A symbol of a world with a knife, fork, and spoon attached to its sides.
The production of dairy goods exerts a significant demand on land, water, and other natural resources. Additionally, ruminant animals that produce dairies, such as cattle, sheep, and goats, produce methane, a potent greenhouse gas. The "planetary health diet" establishes a daily intake goal of 250 grams of dairy products as the benchmark for determining a dietary pattern that is not only good for humans but also sustainable for the planet (with a range of 0 to 500 grams per day). Because milk is composed of around 90 percent water, 250 grams is comparable to about 1 ounce of hard cheese (given that an 8-ounce cup of milk contains 8 ounces). The same holds for yogurt and equivalent amounts of cheese. If everyone had two servings of dairy daily, it would be challenging to regulate the rate at which the climate changes.
Water ought to be the beverage of choice with each meal and snack, in addition to being the beverage of choice while we are active:
Kids Water Longer
The most acceptable option for satisfying our thirst is to drink some water. In addition, it does not include any sugar and may be obtained from any tap in the area.
Should consume One small glass of juice because juice can contain as much sugar as soda. Additionally, it would be best to avoid sugary beverages like sodas, fruit drinks, and sports drinks because they include a lot of calories but almost no other nutrients. Over time, consuming sugary drinks can result in weight gain and an increased risk of developing type 2 diabetes, cardiovascular disease, and other health complications.
In conclusion, maintaining a healthy lifestyle requires not only eating the right foods but also including regular physical exercise in our daily routine and making an effort to remain active.
Kids Stay Active
Swap your sedentary "sit time" for more productive "fit time."
According to the Physical Activity Guidelines for Americans, children should choose unstructured activities such as playing tug-of-war or having fun using playground equipment to fulfill their daily requirement of at least one hour of physical activity. This requirement applies to both children and adolescents.

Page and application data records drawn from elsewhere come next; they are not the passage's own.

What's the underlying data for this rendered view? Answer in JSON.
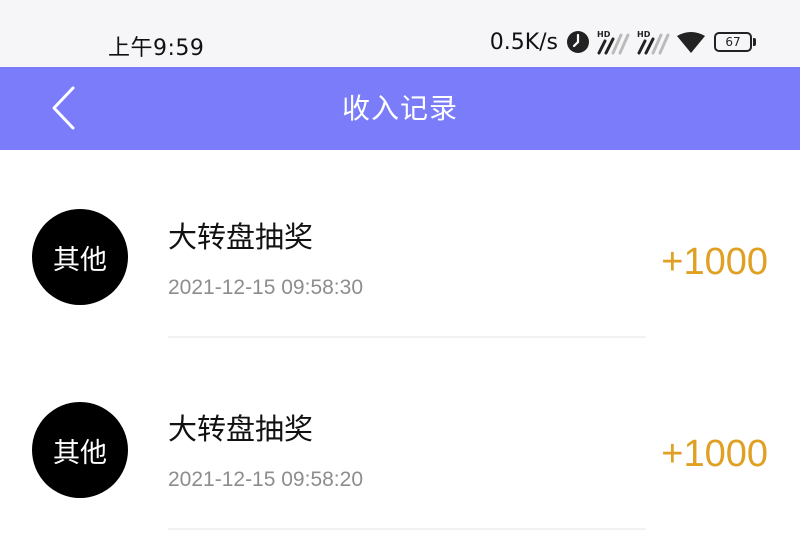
{
  "status_bar": {
    "time": "上午9:59",
    "net_speed": "0.5K/s",
    "battery": "67",
    "icons": [
      "clock-icon",
      "hd-signal-icon",
      "hd-signal-icon",
      "wifi-icon",
      "battery-icon"
    ]
  },
  "header": {
    "back_icon": "chevron-left-icon",
    "title": "收入记录",
    "background_color": "#7a7cf9"
  },
  "records": [
    {
      "avatar_label": "其他",
      "title": "大转盘抽奖",
      "time": "2021-12-15 09:58:30",
      "amount": "+1000"
    },
    {
      "avatar_label": "其他",
      "title": "大转盘抽奖",
      "time": "2021-12-15 09:58:20",
      "amount": "+1000"
    }
  ],
  "colors": {
    "amount": "#e0a024",
    "avatar_bg": "#000000",
    "time_text": "#8d8d8d"
  }
}
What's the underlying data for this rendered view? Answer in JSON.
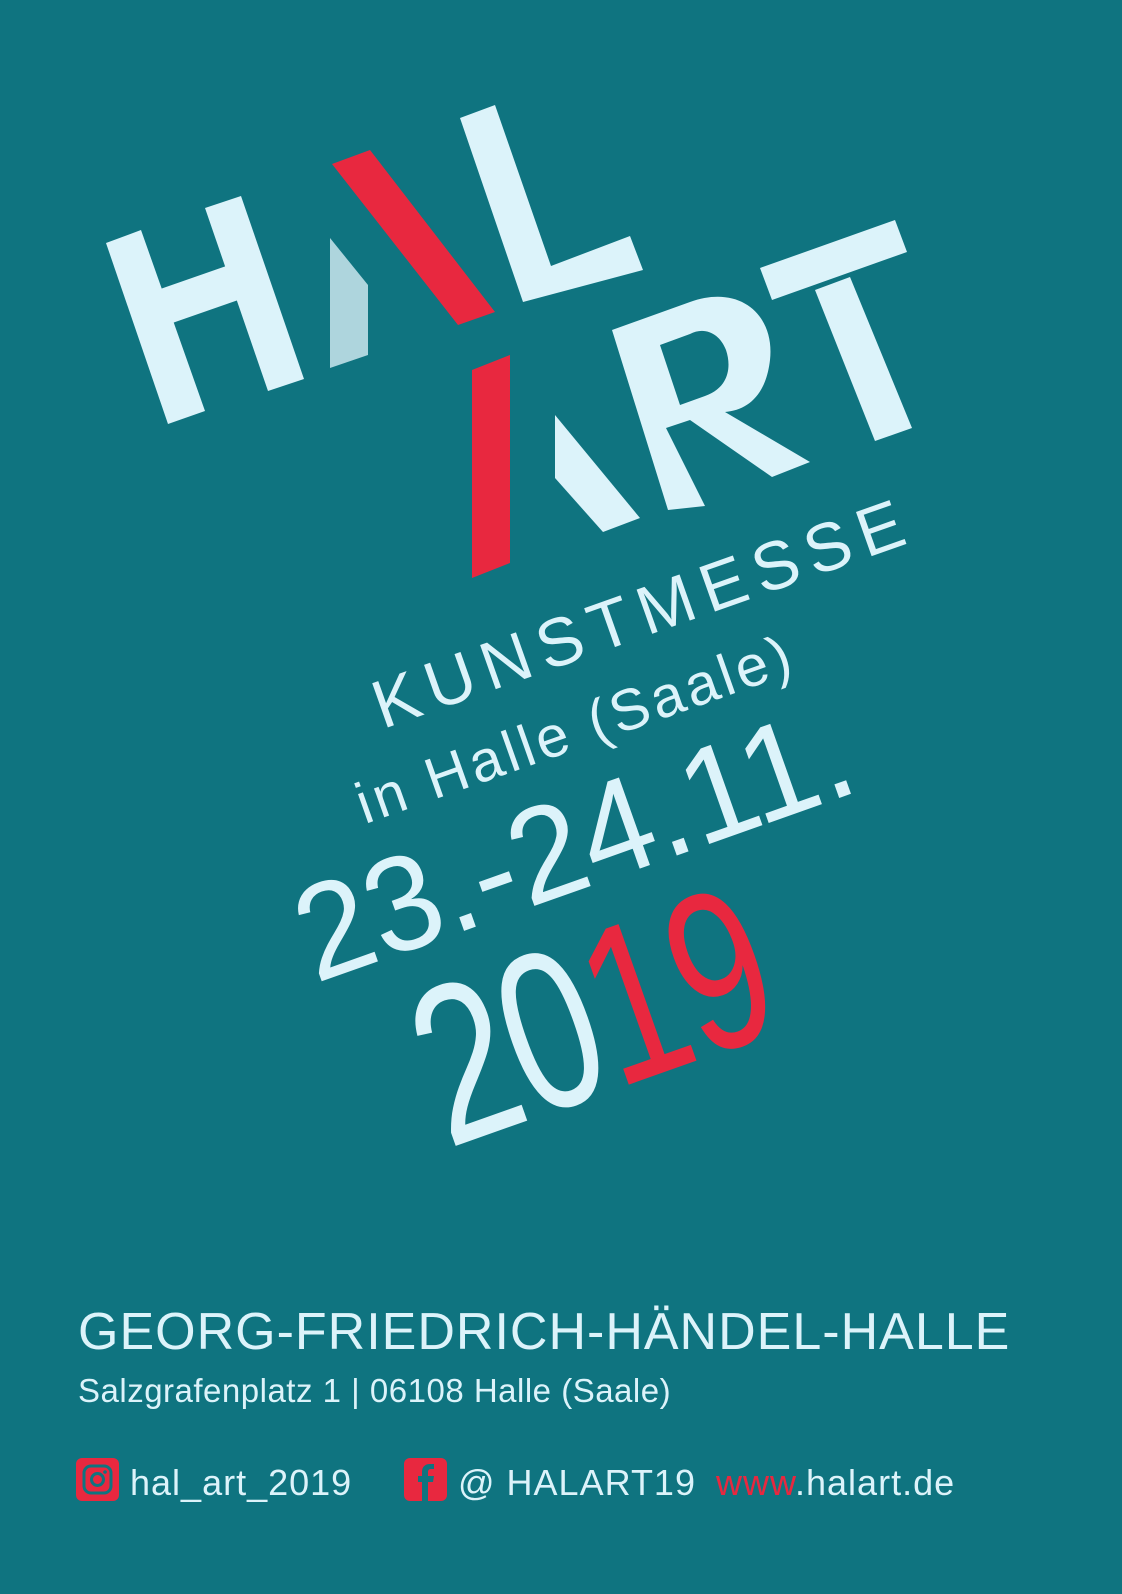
{
  "colors": {
    "background": "#0f7480",
    "light": "#dcf3fa",
    "accent": "#e8283f",
    "muted": "#aed5dd"
  },
  "logo": {
    "text": "HAL ART"
  },
  "event": {
    "title": "KUNSTMESSE",
    "location_line": "in Halle (Saale)",
    "dates": "23.-24.11.",
    "year_prefix": "20",
    "year_suffix": "19"
  },
  "venue": {
    "name": "GEORG-FRIEDRICH-HÄNDEL-HALLE",
    "address": "Salzgrafenplatz 1 | 06108 Halle (Saale)"
  },
  "social": {
    "instagram": {
      "icon": "instagram-icon",
      "handle": "hal_art_2019"
    },
    "facebook": {
      "icon": "facebook-icon",
      "handle": "@ HALART19"
    },
    "website": {
      "prefix": "www",
      "domain": ".halart.de"
    }
  }
}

In a nutshell, the most critical takeaway is prioritizing the quality of one's food.
Because some sources of carbohydrates, such as vegetables (other than potatoes), fruits, whole grains, and beans, are much healthier than others, such as sugar, potatoes, and foods made from white flour, the type of carbohydrate that is consumed in the diet is more important than the amount of carbohydrate that is consumed in the diet.
Sugary Drinks, Sweets, and Other Junk Foods are Not Included on the Kid's Healthy Eating Plate, and these are not foods that should be consumed regularly and should be done infrequently, if at all. The Kid's Healthy Eating Plate recommends using healthy oils such as olive and canola instead of other kinds of fat.
Concerning The Healthy Eating Plate For Children
The nutrition experts at the Harvard T.H. Chan School of Public Health developed the Kid's Healthy Eating Plate to enhance the visual guidance provided by the MyPlate icon that the United States Department of Agriculture offers. Did it base on the best available science? The Healthy Eating Plate and the Kid's Plate both emphasize the importance of maintaining a high-quality diet; however, the Kid's Plate was explicitly developed to make it easier to instill healthy eating habits in young children. Both plates contain the same fundamental concepts.